→ Work request
Find the string "value" in the records. Copy every line it appears in.

→ Record set

....................

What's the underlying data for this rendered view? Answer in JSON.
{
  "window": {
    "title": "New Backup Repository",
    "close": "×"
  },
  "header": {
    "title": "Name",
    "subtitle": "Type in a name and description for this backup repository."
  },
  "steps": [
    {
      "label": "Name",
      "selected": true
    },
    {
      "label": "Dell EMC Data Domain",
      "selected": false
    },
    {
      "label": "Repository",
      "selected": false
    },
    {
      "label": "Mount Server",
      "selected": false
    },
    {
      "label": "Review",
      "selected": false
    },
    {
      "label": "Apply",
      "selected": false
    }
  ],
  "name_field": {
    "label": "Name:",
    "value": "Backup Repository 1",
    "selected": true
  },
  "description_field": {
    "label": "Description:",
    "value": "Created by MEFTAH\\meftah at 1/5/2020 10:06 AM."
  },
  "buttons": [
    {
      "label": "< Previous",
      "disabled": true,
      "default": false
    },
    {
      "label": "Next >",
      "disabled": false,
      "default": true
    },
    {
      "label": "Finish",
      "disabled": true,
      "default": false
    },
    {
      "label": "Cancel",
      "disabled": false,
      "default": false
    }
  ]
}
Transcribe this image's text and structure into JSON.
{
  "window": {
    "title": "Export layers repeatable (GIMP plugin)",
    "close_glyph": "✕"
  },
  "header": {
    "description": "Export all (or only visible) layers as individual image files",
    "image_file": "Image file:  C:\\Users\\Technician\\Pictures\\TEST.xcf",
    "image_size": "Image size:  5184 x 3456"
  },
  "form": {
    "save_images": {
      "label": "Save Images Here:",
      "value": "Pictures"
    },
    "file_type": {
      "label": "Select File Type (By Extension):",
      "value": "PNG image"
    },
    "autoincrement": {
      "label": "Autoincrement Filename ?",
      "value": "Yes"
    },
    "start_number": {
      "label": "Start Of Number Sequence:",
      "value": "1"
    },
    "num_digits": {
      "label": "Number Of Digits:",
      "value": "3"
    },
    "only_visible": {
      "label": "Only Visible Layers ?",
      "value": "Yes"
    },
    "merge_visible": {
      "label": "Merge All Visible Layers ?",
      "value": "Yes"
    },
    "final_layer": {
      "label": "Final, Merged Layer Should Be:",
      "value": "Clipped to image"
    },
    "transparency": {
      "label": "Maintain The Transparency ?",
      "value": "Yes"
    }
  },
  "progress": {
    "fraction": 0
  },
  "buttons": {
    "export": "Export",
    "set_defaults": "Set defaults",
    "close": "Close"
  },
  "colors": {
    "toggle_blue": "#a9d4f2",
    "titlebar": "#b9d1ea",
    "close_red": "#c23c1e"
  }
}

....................

→ Response to the exercise
    "value": "Backup Repository 1",
    "value": "Created by MEFTAH\\meftah at 1/5/2020 10:06 AM."
      "value": "Pictures"
      "value": "PNG image"
      "value": "Yes"
      "value": "1"
      "value": "3"
      "value": "Yes"
      "value": "Yes"
      "value": "Clipped to image"
      "value": "Yes"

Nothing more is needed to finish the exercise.